*Assigned task*: Copy out each line of the data that contains "price".

═══ Data for this exercise ═══

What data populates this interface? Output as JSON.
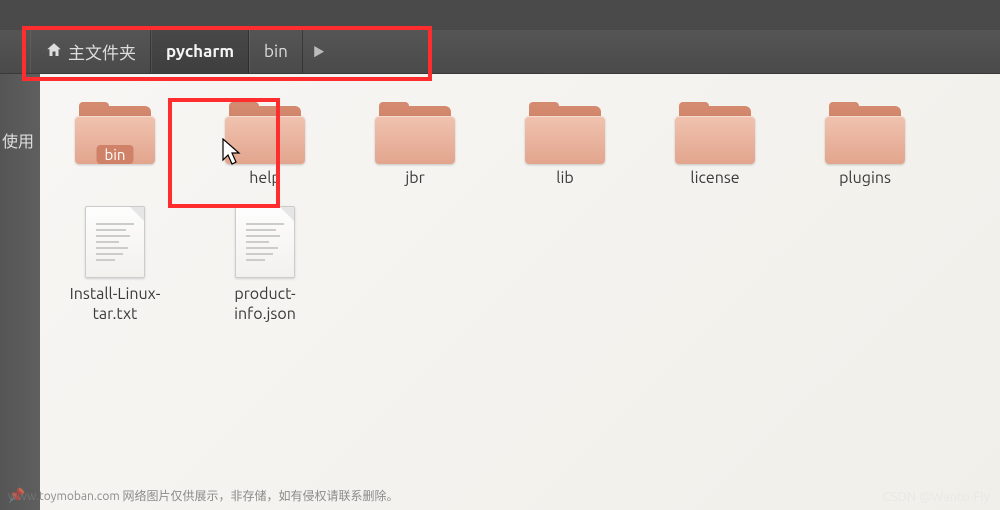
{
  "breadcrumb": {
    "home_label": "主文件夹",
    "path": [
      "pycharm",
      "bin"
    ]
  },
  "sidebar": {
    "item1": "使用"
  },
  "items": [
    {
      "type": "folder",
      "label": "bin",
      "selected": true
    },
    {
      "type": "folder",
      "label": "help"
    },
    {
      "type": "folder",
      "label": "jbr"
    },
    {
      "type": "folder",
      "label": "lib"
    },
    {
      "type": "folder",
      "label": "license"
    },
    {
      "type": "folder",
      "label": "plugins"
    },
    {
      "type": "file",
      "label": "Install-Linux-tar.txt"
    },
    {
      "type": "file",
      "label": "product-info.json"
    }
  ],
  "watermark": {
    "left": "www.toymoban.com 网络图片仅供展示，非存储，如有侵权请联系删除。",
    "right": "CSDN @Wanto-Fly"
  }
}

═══
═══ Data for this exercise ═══

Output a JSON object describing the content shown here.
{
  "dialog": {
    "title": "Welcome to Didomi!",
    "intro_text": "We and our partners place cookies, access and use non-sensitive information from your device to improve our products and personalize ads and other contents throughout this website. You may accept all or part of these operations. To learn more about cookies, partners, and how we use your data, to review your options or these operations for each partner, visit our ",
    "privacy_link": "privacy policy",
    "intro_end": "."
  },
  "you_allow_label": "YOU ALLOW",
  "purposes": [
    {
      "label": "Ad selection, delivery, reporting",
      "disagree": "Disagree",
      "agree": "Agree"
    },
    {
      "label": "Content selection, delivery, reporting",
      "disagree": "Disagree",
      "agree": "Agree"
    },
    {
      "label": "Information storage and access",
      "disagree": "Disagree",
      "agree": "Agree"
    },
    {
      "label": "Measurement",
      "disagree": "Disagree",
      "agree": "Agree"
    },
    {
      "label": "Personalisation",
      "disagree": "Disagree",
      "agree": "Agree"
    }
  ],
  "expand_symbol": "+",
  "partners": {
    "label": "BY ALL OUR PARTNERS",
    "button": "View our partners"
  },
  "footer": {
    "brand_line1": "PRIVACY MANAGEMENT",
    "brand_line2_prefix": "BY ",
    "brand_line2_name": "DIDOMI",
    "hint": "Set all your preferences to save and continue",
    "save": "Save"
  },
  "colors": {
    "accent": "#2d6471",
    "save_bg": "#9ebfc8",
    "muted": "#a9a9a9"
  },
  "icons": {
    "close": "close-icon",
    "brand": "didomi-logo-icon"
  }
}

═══
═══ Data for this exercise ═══

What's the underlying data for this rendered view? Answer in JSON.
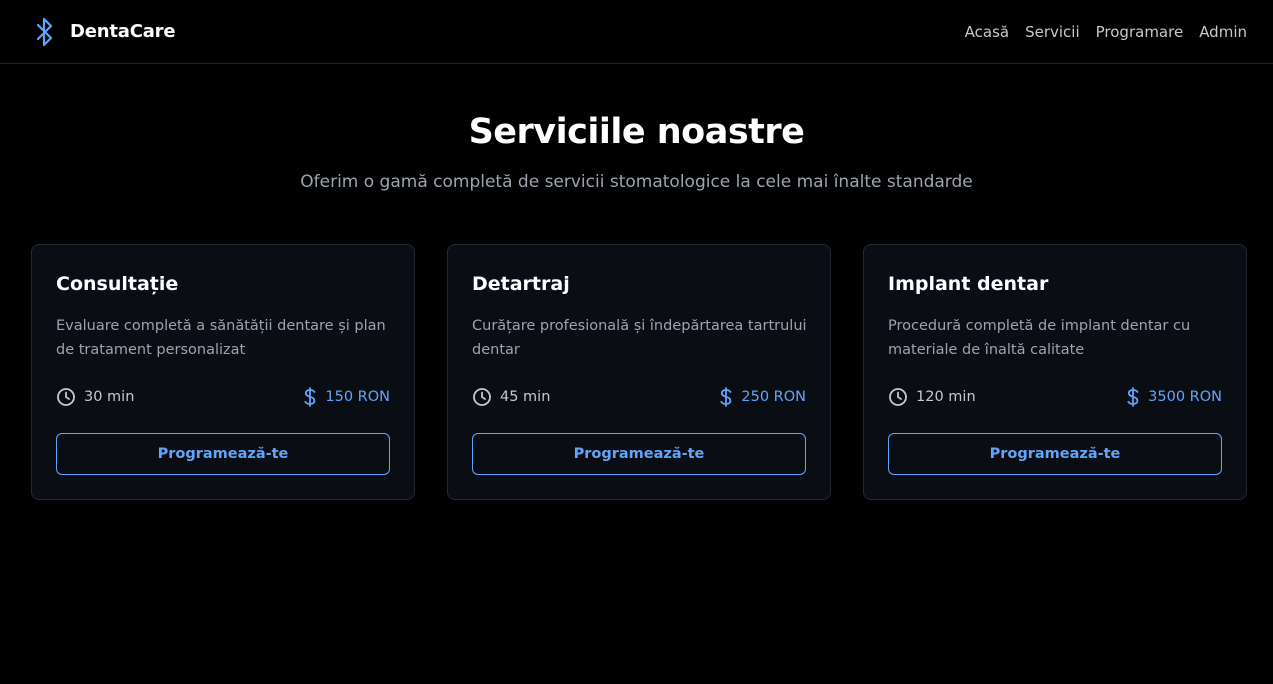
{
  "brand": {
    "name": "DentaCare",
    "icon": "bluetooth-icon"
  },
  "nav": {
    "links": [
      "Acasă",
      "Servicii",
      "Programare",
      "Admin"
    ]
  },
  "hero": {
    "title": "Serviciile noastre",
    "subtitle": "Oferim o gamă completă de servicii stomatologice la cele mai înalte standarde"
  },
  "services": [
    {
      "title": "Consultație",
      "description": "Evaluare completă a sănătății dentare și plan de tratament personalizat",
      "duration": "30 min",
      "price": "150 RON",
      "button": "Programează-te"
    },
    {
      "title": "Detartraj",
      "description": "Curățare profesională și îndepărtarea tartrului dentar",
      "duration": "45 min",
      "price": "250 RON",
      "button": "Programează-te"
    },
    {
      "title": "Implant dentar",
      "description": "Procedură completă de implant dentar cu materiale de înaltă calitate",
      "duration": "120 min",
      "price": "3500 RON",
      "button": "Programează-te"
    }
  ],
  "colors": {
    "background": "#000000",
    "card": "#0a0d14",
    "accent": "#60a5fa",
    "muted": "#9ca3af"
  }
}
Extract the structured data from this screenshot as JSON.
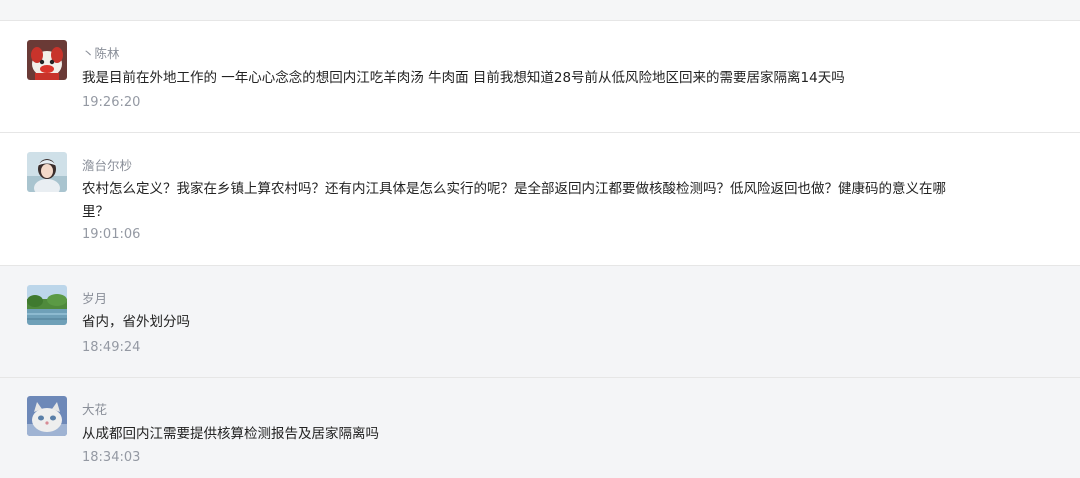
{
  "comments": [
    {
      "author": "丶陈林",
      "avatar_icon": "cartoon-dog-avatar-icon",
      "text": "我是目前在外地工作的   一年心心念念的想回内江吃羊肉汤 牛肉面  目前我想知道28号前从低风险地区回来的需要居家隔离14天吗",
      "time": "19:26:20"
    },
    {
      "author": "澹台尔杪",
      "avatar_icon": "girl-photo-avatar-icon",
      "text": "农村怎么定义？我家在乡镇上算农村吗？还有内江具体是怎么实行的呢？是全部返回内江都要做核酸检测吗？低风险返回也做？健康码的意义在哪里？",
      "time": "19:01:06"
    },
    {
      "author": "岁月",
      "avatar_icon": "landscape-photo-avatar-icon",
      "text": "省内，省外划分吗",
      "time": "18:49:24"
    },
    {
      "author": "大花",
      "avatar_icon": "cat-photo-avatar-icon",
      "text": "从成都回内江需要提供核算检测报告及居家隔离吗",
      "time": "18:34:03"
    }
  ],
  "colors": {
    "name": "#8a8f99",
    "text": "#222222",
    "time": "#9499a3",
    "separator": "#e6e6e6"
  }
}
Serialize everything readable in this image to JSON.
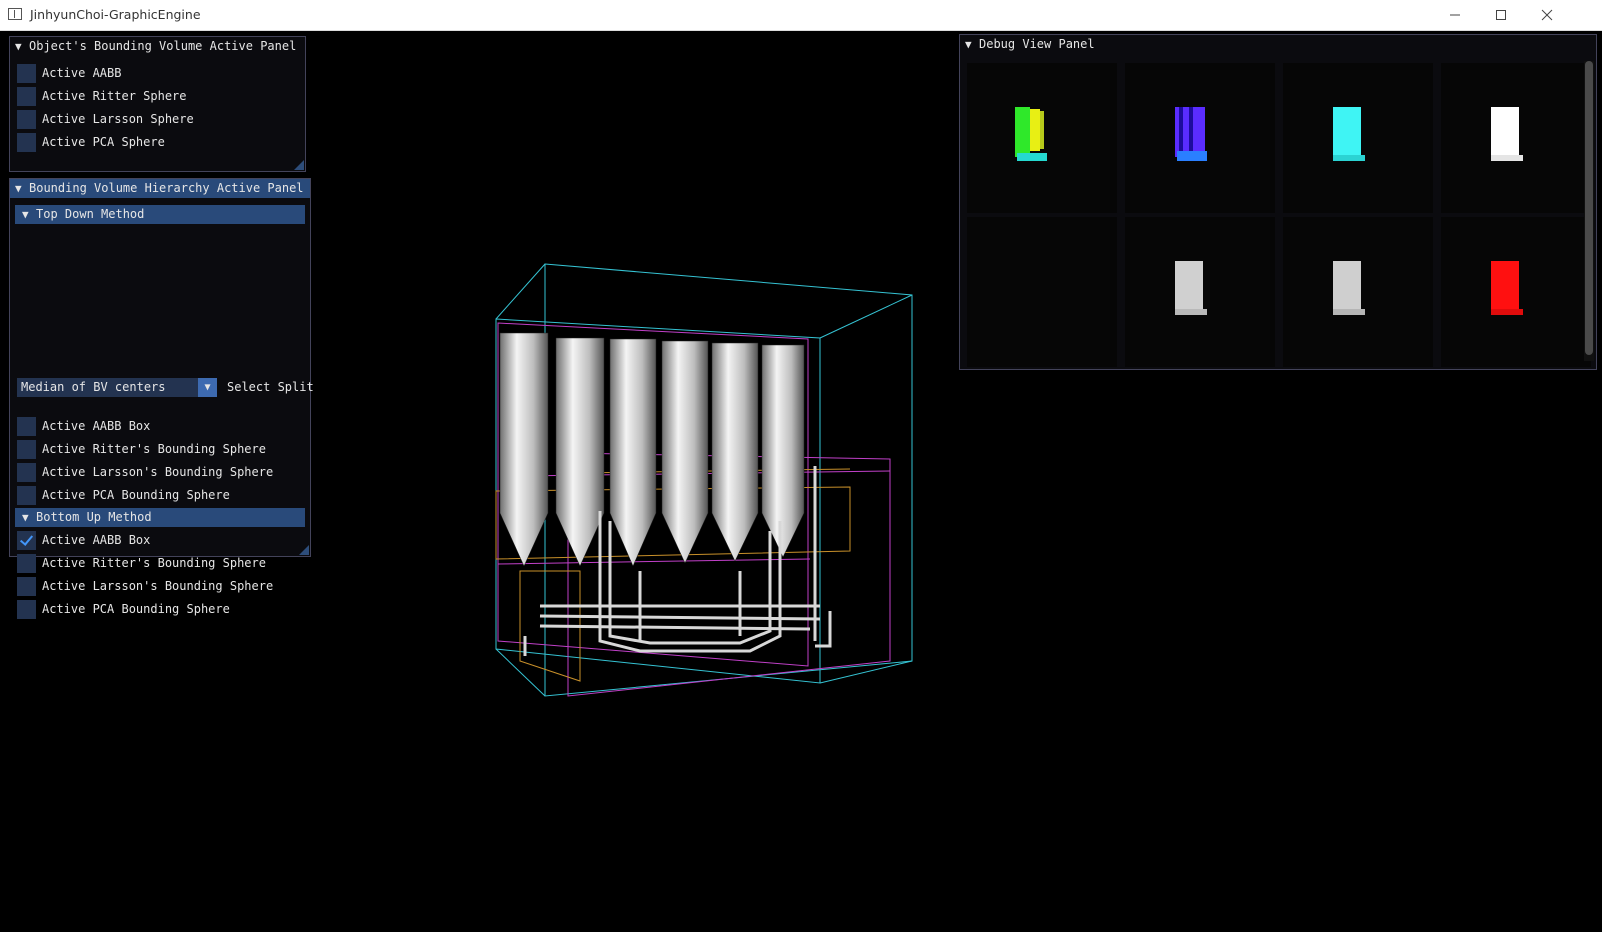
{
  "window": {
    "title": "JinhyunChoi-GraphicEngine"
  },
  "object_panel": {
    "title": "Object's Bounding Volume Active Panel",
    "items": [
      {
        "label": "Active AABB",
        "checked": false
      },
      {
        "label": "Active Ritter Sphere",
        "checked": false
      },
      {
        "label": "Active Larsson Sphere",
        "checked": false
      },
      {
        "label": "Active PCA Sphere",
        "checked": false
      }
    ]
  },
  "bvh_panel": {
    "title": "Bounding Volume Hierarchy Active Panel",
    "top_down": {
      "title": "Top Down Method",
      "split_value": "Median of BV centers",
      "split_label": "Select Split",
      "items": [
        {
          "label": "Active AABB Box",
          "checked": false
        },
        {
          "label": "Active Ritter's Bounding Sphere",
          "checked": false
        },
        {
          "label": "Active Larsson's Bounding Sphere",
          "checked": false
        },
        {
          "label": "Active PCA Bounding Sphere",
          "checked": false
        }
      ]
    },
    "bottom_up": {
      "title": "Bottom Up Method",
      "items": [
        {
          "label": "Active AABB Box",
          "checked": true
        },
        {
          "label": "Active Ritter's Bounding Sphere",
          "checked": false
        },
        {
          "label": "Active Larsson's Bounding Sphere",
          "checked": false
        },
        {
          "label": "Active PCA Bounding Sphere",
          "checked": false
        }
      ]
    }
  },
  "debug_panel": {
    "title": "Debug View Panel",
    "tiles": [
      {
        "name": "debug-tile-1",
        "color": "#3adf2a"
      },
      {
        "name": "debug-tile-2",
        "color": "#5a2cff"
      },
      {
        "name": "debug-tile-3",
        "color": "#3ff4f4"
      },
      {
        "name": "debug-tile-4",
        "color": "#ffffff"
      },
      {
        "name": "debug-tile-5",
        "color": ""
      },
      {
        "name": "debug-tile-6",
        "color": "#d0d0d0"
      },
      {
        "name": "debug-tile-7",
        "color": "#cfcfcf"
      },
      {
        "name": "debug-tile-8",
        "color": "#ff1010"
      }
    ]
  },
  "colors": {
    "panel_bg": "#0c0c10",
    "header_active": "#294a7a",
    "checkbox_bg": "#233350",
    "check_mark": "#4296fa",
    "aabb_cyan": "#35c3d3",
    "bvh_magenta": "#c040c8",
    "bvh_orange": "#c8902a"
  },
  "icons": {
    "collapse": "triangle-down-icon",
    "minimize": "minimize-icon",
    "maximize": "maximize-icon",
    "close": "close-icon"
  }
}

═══

*Completed task*:
      "price": "150 RON",
      "price": "250 RON",
      "price": "3500 RON",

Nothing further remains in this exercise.